EXERCISE DESCRIPTION -> Only one number is wanted: the count of lines in the records below that hold the word "color".

[DATASET CONTENT Boundary: Start]

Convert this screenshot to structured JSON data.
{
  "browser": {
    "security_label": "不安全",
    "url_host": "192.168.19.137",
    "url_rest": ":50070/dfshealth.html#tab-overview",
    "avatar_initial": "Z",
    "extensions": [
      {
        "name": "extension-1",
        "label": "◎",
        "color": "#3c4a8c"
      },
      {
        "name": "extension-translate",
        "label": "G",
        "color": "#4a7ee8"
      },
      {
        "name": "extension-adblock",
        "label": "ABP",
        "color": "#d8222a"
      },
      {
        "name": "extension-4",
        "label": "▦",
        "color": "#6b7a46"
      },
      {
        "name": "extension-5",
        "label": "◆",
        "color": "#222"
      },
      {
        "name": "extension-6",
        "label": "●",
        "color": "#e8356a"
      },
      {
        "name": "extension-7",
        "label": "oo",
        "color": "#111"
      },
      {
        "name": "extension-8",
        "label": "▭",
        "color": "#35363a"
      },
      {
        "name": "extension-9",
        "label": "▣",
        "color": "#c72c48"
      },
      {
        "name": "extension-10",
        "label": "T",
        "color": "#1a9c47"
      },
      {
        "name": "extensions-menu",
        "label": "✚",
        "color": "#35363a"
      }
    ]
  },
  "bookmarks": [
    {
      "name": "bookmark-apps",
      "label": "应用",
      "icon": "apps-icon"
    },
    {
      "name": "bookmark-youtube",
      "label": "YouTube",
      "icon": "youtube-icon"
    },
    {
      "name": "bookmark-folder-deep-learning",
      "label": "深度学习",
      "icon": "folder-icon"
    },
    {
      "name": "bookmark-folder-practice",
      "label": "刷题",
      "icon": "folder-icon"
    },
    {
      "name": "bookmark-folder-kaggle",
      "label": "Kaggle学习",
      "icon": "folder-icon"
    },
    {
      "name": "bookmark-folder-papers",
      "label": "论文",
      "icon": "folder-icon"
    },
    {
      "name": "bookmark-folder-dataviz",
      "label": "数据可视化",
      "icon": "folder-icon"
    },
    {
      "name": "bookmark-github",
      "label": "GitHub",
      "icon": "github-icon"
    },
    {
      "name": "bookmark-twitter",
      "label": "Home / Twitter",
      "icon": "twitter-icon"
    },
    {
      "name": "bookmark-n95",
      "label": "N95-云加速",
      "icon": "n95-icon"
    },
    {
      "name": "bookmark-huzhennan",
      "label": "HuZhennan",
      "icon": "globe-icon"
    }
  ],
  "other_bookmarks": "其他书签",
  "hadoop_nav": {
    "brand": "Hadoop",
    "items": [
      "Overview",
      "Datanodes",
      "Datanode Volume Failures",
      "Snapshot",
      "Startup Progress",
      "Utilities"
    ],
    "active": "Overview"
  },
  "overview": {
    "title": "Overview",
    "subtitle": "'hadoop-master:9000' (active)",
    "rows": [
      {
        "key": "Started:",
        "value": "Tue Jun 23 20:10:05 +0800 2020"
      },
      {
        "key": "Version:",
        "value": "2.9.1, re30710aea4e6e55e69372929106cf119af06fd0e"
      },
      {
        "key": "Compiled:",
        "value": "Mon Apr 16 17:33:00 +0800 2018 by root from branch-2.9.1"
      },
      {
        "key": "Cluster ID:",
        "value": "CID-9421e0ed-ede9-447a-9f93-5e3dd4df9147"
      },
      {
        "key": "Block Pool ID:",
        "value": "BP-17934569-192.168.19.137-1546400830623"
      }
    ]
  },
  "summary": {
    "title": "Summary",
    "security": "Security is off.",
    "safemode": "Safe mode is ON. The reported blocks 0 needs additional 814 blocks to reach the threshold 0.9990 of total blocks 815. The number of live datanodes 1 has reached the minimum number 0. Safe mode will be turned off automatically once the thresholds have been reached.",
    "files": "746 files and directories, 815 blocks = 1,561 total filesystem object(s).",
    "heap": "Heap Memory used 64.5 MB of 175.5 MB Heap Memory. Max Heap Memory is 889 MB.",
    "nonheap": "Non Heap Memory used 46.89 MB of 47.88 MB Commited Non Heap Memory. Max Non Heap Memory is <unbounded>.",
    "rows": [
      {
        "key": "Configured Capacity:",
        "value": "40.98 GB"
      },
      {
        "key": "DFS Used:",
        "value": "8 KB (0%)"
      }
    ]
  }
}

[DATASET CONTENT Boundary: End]

ANSWER SECTION -> 11